## WHAT YOU HAVE TO DO
All lines in the records below that hold "Shadows" are to be shown.

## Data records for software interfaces
-- -- --
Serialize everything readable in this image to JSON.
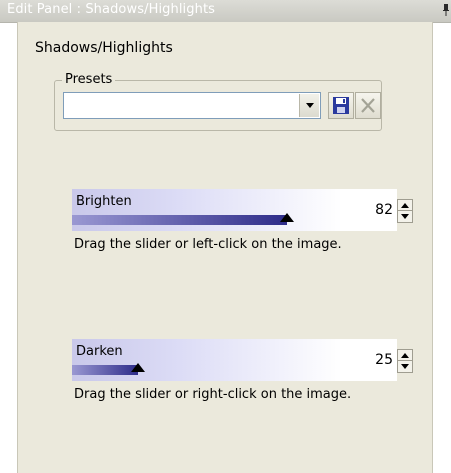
{
  "window": {
    "title": "Edit Panel : Shadows/Highlights"
  },
  "panel": {
    "heading": "Shadows/Highlights",
    "presets": {
      "legend": "Presets",
      "combo_value": "",
      "icons": {
        "dropdown": "chevron-down-icon",
        "save": "floppy-disk-icon",
        "delete": "close-icon"
      }
    }
  },
  "sliders": [
    {
      "label": "Brighten",
      "value": "82",
      "max": 100,
      "hint": "Drag the slider or left-click on the image."
    },
    {
      "label": "Darken",
      "value": "25",
      "max": 100,
      "hint": "Drag the slider or right-click on the image."
    }
  ],
  "colors": {
    "track_start": "#9a98d2",
    "track_end": "#2e2c8a",
    "panel_bg": "#ebe9dc",
    "accent_blue": "#2b3a9e"
  }
}
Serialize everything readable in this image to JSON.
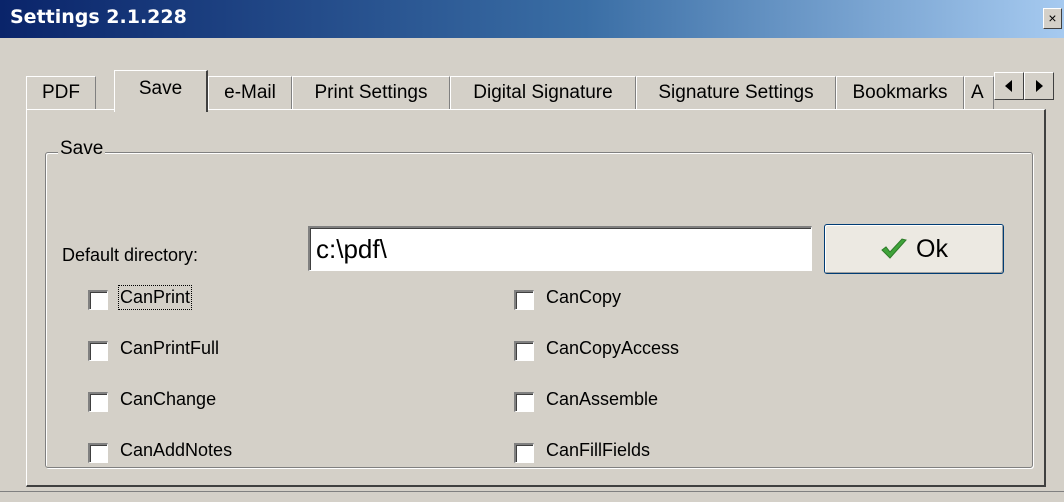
{
  "window": {
    "title": "Settings 2.1.228",
    "close_glyph": "×"
  },
  "tabs": [
    {
      "label": "PDF",
      "active": false
    },
    {
      "label": "Save",
      "active": true
    },
    {
      "label": "e-Mail",
      "active": false
    },
    {
      "label": "Print Settings",
      "active": false
    },
    {
      "label": "Digital Signature",
      "active": false
    },
    {
      "label": "Signature Settings",
      "active": false
    },
    {
      "label": "Bookmarks",
      "active": false
    },
    {
      "label": "A",
      "active": false
    }
  ],
  "tab_scroll": {
    "left_icon": "arrow-left-icon",
    "right_icon": "arrow-right-icon"
  },
  "save_group": {
    "label": "Save",
    "default_directory_label": "Default directory:",
    "default_directory_value": "c:\\pdf\\",
    "ok_label": "Ok",
    "ok_icon": "checkmark-icon",
    "ok_icon_color": "#3fa33a"
  },
  "permissions": {
    "left": [
      {
        "label": "CanPrint",
        "checked": false,
        "focused": true
      },
      {
        "label": "CanPrintFull",
        "checked": false
      },
      {
        "label": "CanChange",
        "checked": false
      },
      {
        "label": "CanAddNotes",
        "checked": false
      }
    ],
    "right": [
      {
        "label": "CanCopy",
        "checked": false
      },
      {
        "label": "CanCopyAccess",
        "checked": false
      },
      {
        "label": "CanAssemble",
        "checked": false
      },
      {
        "label": "CanFillFields",
        "checked": false
      }
    ]
  },
  "colors": {
    "titlebar_start": "#0a246a",
    "titlebar_end": "#a6caf0",
    "face": "#d4d0c8"
  }
}
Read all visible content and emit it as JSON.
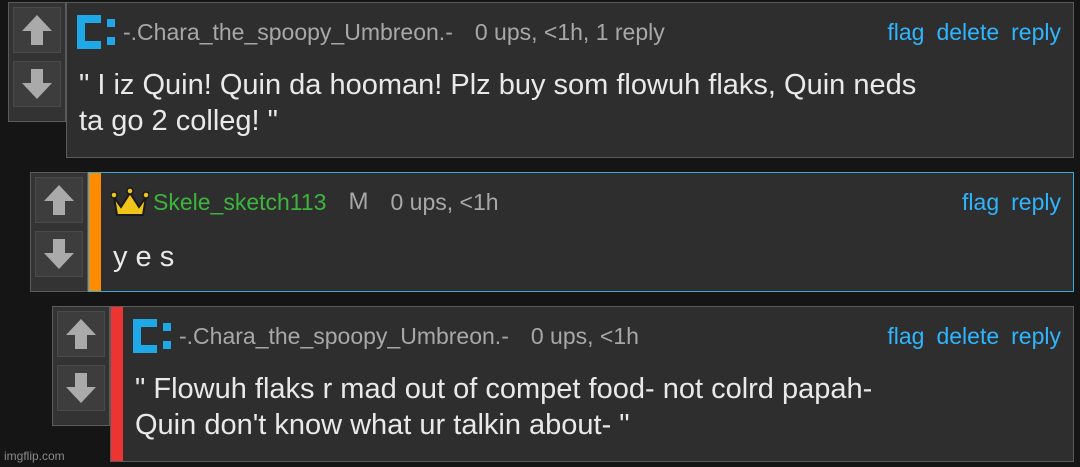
{
  "comments": [
    {
      "username": "-.Chara_the_spoopy_Umbreon.-",
      "meta": "0 ups, <1h, 1 reply",
      "text_line1": "\" I iz Quin! Quin da hooman! Plz buy som flowuh flaks, Quin neds",
      "text_line2": "ta go 2 colleg! \"",
      "actions": {
        "flag": "flag",
        "delete": "delete",
        "reply": "reply"
      },
      "badge_icon": "blue-bracket-badge-icon"
    },
    {
      "username": "Skele_sketch113",
      "mod_label": "M",
      "meta": "0 ups, <1h",
      "text_line1": "y e s",
      "actions": {
        "flag": "flag",
        "reply": "reply"
      },
      "badge_icon": "crown-icon",
      "stripe_color": "#ff8c00",
      "username_color": "#3db53d"
    },
    {
      "username": "-.Chara_the_spoopy_Umbreon.-",
      "meta": "0 ups, <1h",
      "text_line1": "\" Flowuh flaks r mad out of compet food- not colrd papah-",
      "text_line2": "Quin don't know what ur talkin about- \"",
      "actions": {
        "flag": "flag",
        "delete": "delete",
        "reply": "reply"
      },
      "badge_icon": "blue-bracket-badge-icon",
      "stripe_color": "#ee3333"
    }
  ],
  "watermark": "imgflip.com",
  "colors": {
    "link": "#2fb5ff",
    "badge_blue": "#1fa8e8",
    "highlight_border": "#3fa9d6"
  }
}
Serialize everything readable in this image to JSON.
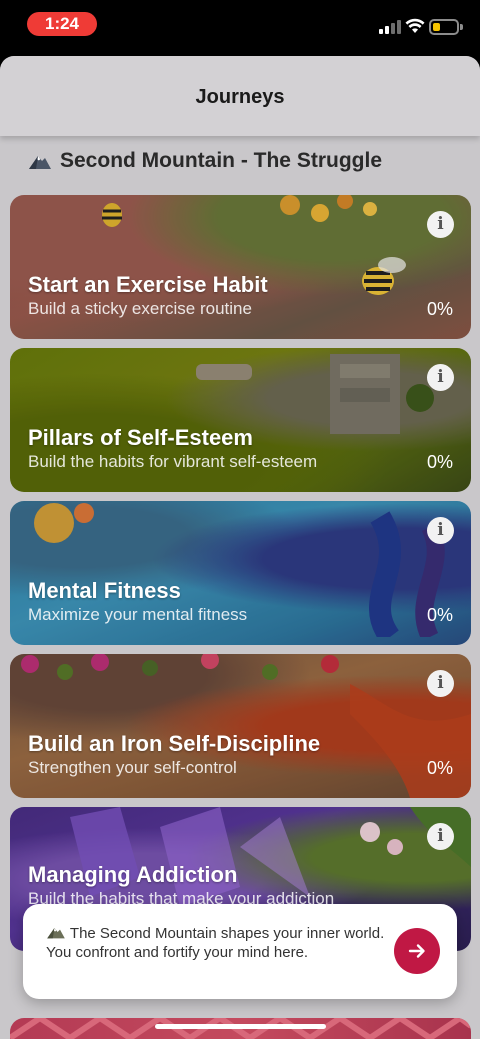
{
  "status_bar": {
    "time": "1:24",
    "time_pill_color": "#ef3b36",
    "icons": [
      "cellular-signal-icon",
      "wifi-icon",
      "battery-icon"
    ],
    "battery_level": 0.25,
    "battery_color": "#f5c400"
  },
  "header": {
    "title": "Journeys"
  },
  "section": {
    "icon": "mountain-icon",
    "title": "Second Mountain - The Struggle"
  },
  "journeys": [
    {
      "title": "Start an Exercise Habit",
      "subtitle": "Build a sticky exercise routine",
      "progress": "0%"
    },
    {
      "title": "Pillars of Self-Esteem",
      "subtitle": "Build the habits for vibrant self-esteem",
      "progress": "0%"
    },
    {
      "title": "Mental Fitness",
      "subtitle": "Maximize your mental fitness",
      "progress": "0%"
    },
    {
      "title": "Build an Iron Self-Discipline",
      "subtitle": "Strengthen your self-control",
      "progress": "0%"
    },
    {
      "title": "Managing Addiction",
      "subtitle": "Build the habits that make your addiction"
    }
  ],
  "toast": {
    "icon": "mountain-icon",
    "text": "The Second Mountain shapes your inner world. You confront and fortify your mind here.",
    "button_icon": "arrow-right-icon",
    "button_color": "#c01844"
  }
}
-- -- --
## WRITTEN SOLUTION
    "title": "Edit Panel : Shadows/Highlights"
    "heading": "Shadows/Highlights",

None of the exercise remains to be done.